User avatar
Nenugal
 
Posts: 492
Joined: Aug 6th, '1
Location: Norway

Re: Wednesday TeaDay 5/11/11 Fave TeaPronunciations

Postby Stentor » May 12th, '11, 13:10

Nenugal wrote:I'm still not sure how to pronounce gyokuro so I avoid saying that.


Listen here: http://www.forvo.com/search/gyokuro/ or here http://www.forvo.com/word/%E7%8E%89%E9%9C%B2/

I just found out they have a "tea" category over there. Quite a few tea related words pronounced by native speakers!
http://www.forvo.com/tag/tea/alphabetically/

Some are written in Japanese so this great post by Drax will help with deciphering those: http://www.teachat.com/viewtopic.php?f=6&t=14675
User avatar
Stentor
 
Posts: 556
Joined: Oct 8th, '1
Location: Germany

Re: Wednesday TeaDay 5/11/11 Fave TeaPronunciations

Postby Nenugal » May 12th, '11, 14:25

Stentor wrote:
Nenugal wrote:I'm still not sure how to pronounce gyokuro so I avoid saying that.


Listen here: http://www.forvo.com/search/gyokuro/ or here http://www.forvo.com/word/%E7%8E%89%E9%9C%B2/

I just found out they have a "tea" category over there.
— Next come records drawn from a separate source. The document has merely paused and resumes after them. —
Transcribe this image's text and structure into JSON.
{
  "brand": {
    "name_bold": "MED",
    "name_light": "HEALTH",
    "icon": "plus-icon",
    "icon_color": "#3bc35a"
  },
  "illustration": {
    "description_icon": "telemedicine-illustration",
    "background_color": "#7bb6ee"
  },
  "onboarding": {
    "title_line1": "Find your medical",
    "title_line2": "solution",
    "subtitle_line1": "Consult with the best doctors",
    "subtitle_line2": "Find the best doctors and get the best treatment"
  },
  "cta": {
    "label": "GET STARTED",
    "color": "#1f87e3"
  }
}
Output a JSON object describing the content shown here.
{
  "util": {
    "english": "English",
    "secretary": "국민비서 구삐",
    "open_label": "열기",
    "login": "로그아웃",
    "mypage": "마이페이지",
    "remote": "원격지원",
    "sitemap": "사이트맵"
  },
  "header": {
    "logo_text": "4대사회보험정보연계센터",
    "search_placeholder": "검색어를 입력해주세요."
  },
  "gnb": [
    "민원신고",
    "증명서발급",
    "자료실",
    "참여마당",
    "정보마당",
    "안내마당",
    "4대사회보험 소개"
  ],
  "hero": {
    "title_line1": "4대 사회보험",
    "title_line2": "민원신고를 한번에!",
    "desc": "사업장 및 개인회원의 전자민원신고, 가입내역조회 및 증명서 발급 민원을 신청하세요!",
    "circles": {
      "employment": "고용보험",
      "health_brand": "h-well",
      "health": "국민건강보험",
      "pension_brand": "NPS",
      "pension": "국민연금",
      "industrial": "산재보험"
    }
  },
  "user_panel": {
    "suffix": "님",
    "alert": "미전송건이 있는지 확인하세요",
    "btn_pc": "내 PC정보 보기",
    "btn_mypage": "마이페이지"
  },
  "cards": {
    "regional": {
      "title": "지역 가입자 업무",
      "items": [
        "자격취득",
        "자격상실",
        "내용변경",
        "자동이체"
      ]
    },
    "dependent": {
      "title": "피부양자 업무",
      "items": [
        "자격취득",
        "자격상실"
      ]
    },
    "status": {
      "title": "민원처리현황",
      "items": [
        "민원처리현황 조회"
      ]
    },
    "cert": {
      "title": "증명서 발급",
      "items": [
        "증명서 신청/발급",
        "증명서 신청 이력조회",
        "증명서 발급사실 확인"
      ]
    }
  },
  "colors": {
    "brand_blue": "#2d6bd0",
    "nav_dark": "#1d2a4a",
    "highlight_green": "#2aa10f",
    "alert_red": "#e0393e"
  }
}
Quite a few tea related words pronounced by native speakers!
http://www.forvo.com/tag/tea/alphabetically/

Some are written in Japanese so this great post by Drax will help with deciphering those: http://www.teachat.com/viewtopic.php?f=6&t=14675


Very useful, thanks!
User avatar
Nenugal
 
Posts: 492
Joined: Aug 6th, '1
Location: Norway

Previous

Instant Messenger

Permissions
You cannot post new topics
You cannot reply to topics
You cannot edit your posts
You cannot delete your posts
You cannot post attachments
Navigation